The Roman way of life is different and similar to modern day. Though one may not know much over the Roman’s the culture is fascinating and still remembered in history. The clothes, food, customs, and leisure are major in Roman lifestyle.
Paul’s letter to the Romans is of his greatest theological works, passed down for thousands of years and still as relevant today as it was in Paul’s time. How exactly is it relevant the modern Christian may ask? What with its harsh language that includes statements such as “the wages of sin is death” (6:23) and “the wrath of God” (1:18), one may say that current times have changed. Some may say that the issues Paul addresses are acceptable in today’s society. What exactly is the Christian to think? The purpose of this short essay is to examine how the Book of Romans relates to the Christian in the twenty-first century and how it helps to shape his worldview.
Religion played a significant role in the Roman civilization but, “many people believe that Rome was not a religious place.
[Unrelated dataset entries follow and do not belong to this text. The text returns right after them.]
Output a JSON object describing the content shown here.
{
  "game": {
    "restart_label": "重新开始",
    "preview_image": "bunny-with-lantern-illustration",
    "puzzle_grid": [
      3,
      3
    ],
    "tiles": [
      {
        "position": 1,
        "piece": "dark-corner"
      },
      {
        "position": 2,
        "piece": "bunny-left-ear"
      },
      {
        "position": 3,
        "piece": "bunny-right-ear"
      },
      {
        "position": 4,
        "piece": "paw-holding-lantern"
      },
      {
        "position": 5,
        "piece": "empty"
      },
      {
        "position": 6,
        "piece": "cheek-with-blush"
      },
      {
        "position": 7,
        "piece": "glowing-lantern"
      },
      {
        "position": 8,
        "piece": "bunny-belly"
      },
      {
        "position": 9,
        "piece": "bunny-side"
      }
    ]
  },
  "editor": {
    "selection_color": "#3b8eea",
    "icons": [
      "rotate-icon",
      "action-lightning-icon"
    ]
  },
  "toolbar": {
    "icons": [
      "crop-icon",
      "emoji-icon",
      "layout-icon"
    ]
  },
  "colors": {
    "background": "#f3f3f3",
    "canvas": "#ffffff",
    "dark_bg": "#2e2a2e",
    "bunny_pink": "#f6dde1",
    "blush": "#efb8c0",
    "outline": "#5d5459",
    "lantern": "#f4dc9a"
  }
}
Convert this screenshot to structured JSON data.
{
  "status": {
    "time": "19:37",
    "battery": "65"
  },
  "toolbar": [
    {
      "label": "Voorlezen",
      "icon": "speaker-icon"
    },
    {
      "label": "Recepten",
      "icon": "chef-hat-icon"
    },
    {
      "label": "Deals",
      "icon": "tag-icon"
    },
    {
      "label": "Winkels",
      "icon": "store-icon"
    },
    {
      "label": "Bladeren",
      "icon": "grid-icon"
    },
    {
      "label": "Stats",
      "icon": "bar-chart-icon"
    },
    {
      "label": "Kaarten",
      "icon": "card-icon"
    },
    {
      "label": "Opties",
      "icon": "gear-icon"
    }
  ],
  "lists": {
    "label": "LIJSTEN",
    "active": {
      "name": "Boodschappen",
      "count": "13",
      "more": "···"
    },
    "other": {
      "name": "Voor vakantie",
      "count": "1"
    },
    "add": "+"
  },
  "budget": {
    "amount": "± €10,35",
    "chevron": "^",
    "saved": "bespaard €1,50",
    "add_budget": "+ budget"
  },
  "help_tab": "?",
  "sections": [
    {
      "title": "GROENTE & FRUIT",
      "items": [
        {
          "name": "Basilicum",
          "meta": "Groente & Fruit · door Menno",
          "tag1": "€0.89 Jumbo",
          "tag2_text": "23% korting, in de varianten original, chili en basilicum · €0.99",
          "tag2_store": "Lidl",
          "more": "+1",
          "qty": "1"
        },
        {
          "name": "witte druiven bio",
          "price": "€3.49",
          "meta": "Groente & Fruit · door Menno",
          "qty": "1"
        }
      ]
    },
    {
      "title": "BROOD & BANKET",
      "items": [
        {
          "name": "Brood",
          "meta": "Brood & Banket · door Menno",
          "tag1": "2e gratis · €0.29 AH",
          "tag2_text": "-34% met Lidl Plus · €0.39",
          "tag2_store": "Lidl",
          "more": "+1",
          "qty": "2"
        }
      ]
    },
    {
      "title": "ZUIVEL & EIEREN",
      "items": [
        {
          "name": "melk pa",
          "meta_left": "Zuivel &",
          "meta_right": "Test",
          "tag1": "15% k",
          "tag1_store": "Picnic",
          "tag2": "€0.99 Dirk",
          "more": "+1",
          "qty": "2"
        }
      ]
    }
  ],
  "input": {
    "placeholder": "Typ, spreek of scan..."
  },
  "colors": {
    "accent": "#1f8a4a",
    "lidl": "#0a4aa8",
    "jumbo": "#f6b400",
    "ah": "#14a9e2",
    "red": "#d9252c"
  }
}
What they probably mean is that it was not a moral place.” (Burrell, 65) The Romans had innumerable gods that they worshiped which included giving gifts and sacrificing for their gods. Sacrificing animals was common for ancient Roman civilization. The idea of sacrificing came from the people before the Roman Empire was built. Religion primarily used sacrificing as a means of showing appreciation to the gods but later became a way to get things from the gods. The increases in the expansion of Rome lead to an increasing number of sacrifices. Roman sacrifice was done in many different ways and there were numerous
The book of Romans is considered, by many in Christianity, to be the greatest book comprised in the Holy Bible. This is a very strong view to hold, considering the great details of Jesus and His ministry that are given in the book of Luke, the direct, to the point style of truth written by James, and the great lessons of faith in Hebrews. The other books in the New Testament are all great within themselves also but, Romans is very distinctive in itself. Written by the Apostle Paul, Romans can be viewed as the Christian Life handbook or the Christianity 101 manual. When we read Romans, we can see that Paul took every thought and possible counter thought by any
The Book of Romans Romans is a very important addition to the Bible. This is written by Paul to the Roman church. Much of Romans is showing the righteousness of God in different ways. “Romans road” passages are a great description of how to lead someone to christ (His saving righteousness).
In continuance of Romans chapter 5 verse 20, the next sentence of this verse reads as follows: “But where sin abounded, grace did much more abound”, notice, the beginning portion of the sentence as stated just before the comma is implemented, it says, “But where sin abounded. What this means is, that where sin was exceedingly plentiful and beyond measure in the sense of it having dominion, it no longer abound having dominion over the lives of those who were born and shaped in iniquity, but instead are made free from this curse through Jesus Christ. Because of the grace of God, we were justified by faith unto redemption in salvation, praise God, sin is no longer present.